→ **What the task asks**
All lines of the records below that contain the word "photo" must be listed.

:: Extracted entries

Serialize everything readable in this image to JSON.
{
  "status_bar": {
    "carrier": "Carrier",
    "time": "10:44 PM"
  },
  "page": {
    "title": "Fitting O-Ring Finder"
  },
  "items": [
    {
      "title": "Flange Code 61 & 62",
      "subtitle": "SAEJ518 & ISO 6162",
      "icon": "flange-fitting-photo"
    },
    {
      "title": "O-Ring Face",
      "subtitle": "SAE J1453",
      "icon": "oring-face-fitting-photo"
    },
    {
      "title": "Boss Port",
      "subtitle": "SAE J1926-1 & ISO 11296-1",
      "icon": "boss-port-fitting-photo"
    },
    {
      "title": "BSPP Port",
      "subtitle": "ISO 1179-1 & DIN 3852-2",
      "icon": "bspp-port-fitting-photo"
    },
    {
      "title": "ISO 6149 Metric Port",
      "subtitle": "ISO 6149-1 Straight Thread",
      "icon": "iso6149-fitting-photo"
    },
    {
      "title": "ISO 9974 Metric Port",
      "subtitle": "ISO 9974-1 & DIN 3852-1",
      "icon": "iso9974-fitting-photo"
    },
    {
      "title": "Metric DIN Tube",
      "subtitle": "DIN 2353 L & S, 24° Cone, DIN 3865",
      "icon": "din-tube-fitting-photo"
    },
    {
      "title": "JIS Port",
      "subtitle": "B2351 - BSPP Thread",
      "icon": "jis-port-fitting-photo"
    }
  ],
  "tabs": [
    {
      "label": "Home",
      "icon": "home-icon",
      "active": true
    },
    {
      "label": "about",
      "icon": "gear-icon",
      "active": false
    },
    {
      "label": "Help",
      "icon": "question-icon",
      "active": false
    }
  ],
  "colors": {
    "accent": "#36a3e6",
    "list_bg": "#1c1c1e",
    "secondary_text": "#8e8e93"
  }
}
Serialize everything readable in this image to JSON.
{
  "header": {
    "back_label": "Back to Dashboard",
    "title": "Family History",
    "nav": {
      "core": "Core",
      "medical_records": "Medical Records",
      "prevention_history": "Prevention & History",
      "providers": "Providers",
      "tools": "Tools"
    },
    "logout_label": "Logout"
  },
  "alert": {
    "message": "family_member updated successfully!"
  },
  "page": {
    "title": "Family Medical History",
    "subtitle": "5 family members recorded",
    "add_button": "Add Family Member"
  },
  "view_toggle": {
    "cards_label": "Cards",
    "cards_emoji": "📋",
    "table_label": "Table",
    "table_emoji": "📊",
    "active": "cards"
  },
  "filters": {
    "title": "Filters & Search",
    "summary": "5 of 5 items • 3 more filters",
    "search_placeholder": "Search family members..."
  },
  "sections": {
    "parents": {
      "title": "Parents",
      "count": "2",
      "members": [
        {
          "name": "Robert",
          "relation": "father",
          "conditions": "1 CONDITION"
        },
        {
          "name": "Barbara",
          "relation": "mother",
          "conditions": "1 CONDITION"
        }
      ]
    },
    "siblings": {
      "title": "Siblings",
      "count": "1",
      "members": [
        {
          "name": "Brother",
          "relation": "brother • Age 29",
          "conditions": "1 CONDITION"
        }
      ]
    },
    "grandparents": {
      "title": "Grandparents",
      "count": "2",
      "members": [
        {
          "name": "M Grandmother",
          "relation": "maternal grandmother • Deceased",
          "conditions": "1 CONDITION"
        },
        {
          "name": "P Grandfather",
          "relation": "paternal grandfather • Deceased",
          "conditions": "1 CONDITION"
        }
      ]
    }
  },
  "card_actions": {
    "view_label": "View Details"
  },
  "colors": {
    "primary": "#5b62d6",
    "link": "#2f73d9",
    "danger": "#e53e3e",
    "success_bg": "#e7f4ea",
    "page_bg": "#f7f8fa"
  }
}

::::

→ **Reply to the task**
      "icon": "flange-fitting-photo"
      "icon": "oring-face-fitting-photo"
      "icon": "boss-port-fitting-photo"
      "icon": "bspp-port-fitting-photo"
      "icon": "iso6149-fitting-photo"
      "icon": "iso9974-fitting-photo"
      "icon": "din-tube-fitting-photo"
      "icon": "jis-port-fitting-photo"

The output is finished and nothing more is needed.